 The plan must examine replacement of the Ballard bridge and the Magnolia bridge, which was damaged in the 2001 Nisqually earthquake. The city must provide a report on the plan that includes recommendations to the Seattle city council, King county council, and the transportation committees of the legislature by November 1, 2020. The report must include recommendations on how to maintain the current and future capacities of the   Magnolia and Ballard bridges, an overview and analysis of all plans between 2010 and 2020 that examine how to replace the Magnolia bridge, and recommendations on a timeline for constructing new Magnolia and Ballard bridges."

Community Outreach

Community engagement will occur at key points during the study process.  Major study deliverables and meetings notes, as well as community outreach opportunities, will be posted on this website. SDOT will continually update the Ballard-Interbay Regional Transportation System study website as the project progresses to provide full transparency and updates about the project to all stakeholders.

Funding

The BIRT study is funded in the amount of $700,000 by the Washington State legislature. The funding provides resources for technical analysis and collaboration with agency and community partners. The outcome of this work is a report to the Washington state legislature with recommendations that include a timeline for the replacement of the Ballard and Magnolia bridges. Funding is not allocated to, nor adequate for, the design or engineering of the bridges.

Schedule

Graphic of project schedule from January to November 2020

Stage One: Background Research and Needs Assessment

  • January 2020: Project Kickoff, Public Meeting #1, Convene Project Partners
  • February 2020: Review Previous Plans
  • March 2020: Traffic Analysis and Forecasts
  • May 2020: Interagency Team Meeting #2 (open to the public)

Stage Two: Alternatives Development and Analysis

  • April 2020: Evaluation Framework and Impact Analysis
  • May 2020: Draft Project Lists and Traffic Management Strategies
  • June 2020: Public Meeting #2, Finalize Bridge Alternatives and Traffic Management Strategies
  • July 2020: Interagency Team Meeting #3 (open to the public)

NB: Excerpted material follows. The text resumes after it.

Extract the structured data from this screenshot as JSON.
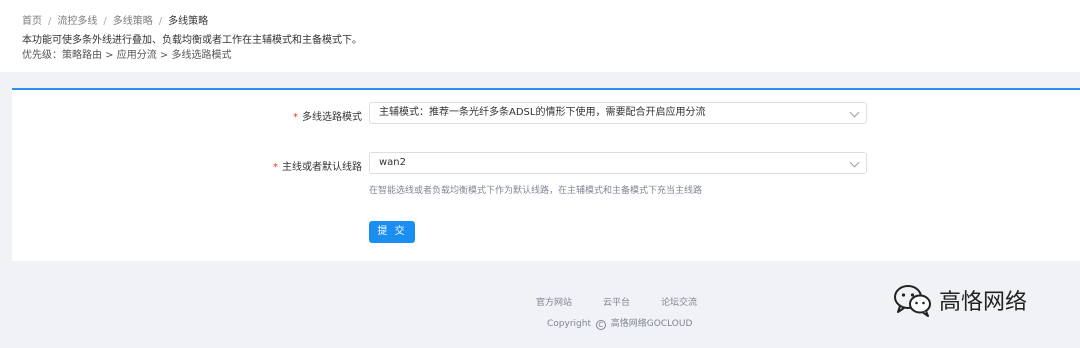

Stage Three: Recommendation and Implementation Strategy

  • July 2020: Develop Timeline and Funding Strategy
  • August 2020: Interagency Team Meeting #4 (open to the public)
  • October 2020: Draft Report, Public Meeting #3
  • October 2020: Interagency Team Meeting #5 (open to the public)
  • November 2, 2020: Final Report to WA Legislature 

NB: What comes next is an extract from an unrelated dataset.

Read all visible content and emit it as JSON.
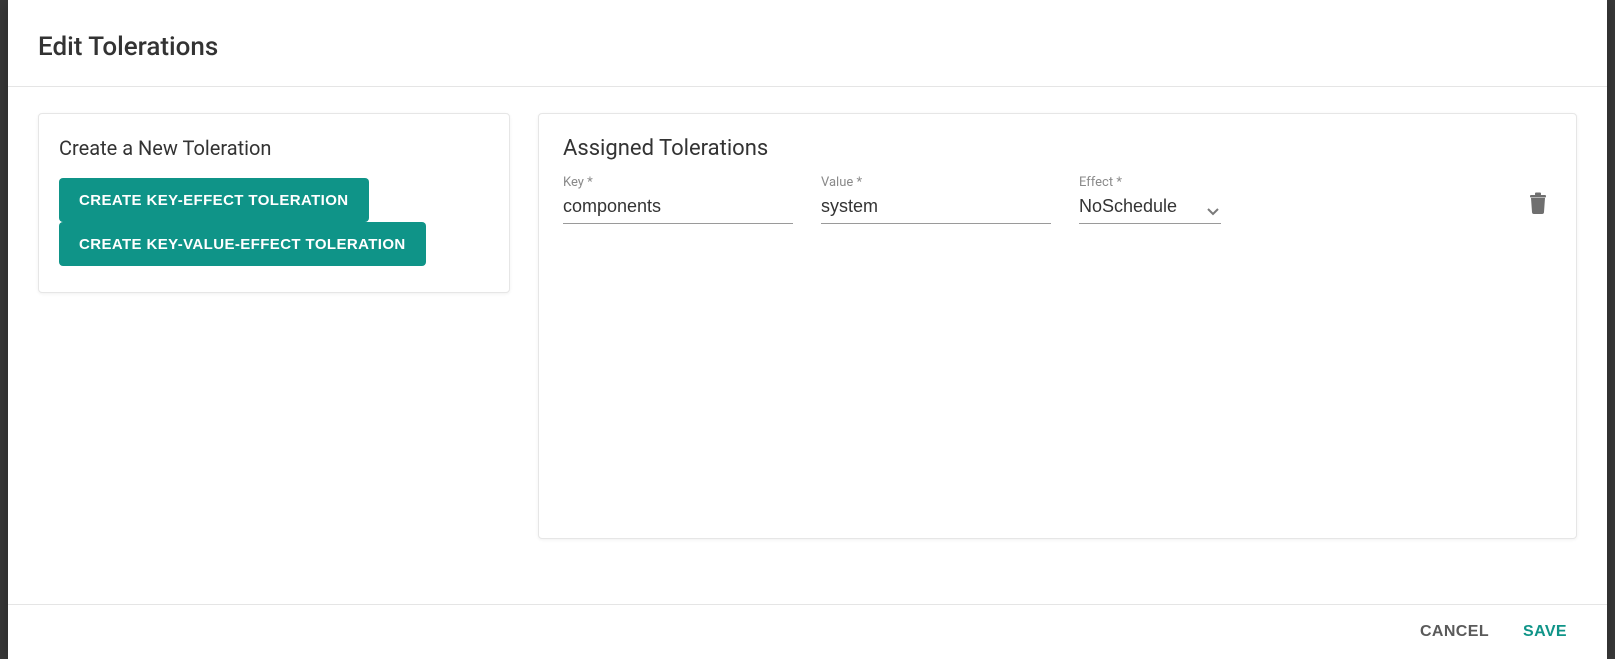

Additional Information

In analyzing future transportation demand for the Ballard-Interbay area, the project will take into consideration future residential growth in nearby neighborhoods and additional employment at sites such as the Armory, Expedia and the Port of Seattle's Terminal 91. It will also adjust to reflect the recommendations of the Mayor's current Maritime and Industrial Lands Strategy.

The study will result in a report to the Washington State Legislature with recommendations on future multimodal transportation improvements and a timeline for replacing the Ballard and Magnolia bridges. The report's analysis may guide future policy decisions and infrastructure investments by the City of Seattle and the State of Washington.

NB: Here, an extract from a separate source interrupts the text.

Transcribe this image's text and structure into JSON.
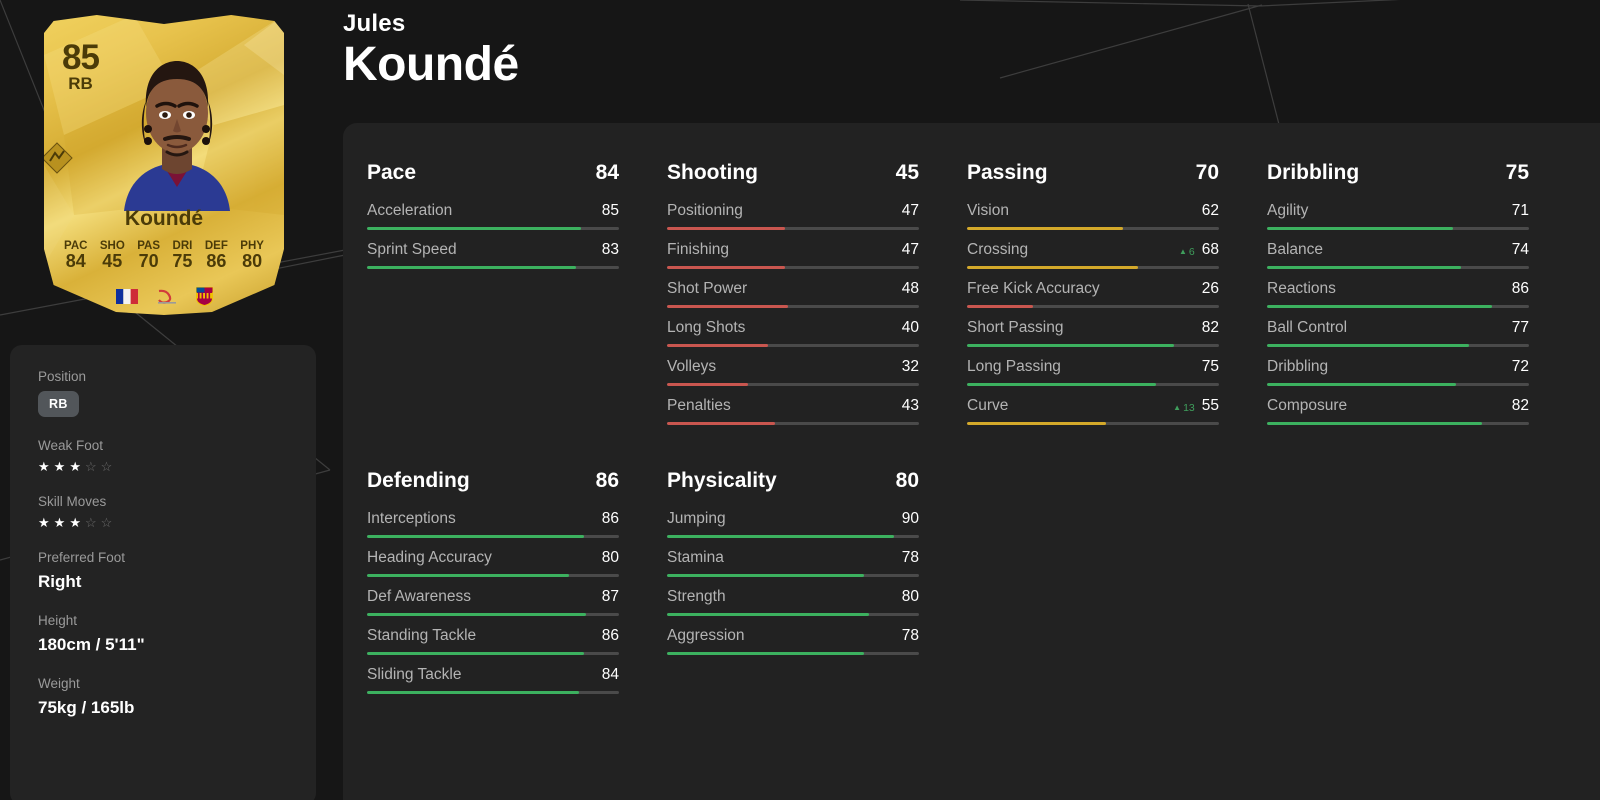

Previous Work

Between 2017 to 2019, SDOT conducted two studies to examine options for replacement of the Magnolia Bridge and the Ballard Bridge. These two bridge studies examine associated costs, risks, benefits, and trade-offs of each option. This Ballard-Interbay area is also part of Mayor Durkan's Industrial Maritime Study that will look at how the city can protect and support industry and port operations.

The construction of the Ballard's Multimodal Corridor that will connect the Burke-Gilman Trail is underway and set to be complete in 2020. In addition to the work we have done, the Washington State Department of Commerce is working on the relocation of the National Guard's armory site, the Port of Seattle is working on a development plan for Terminal 91 Uplands, and Sound Transit is in the process of an environmental review for the Ballard Link Extension.

Documents

Videos

Get Involved 

We're committed to keeping you informed throughout the planning study. If you would like more information about the project, please use one of the following resources: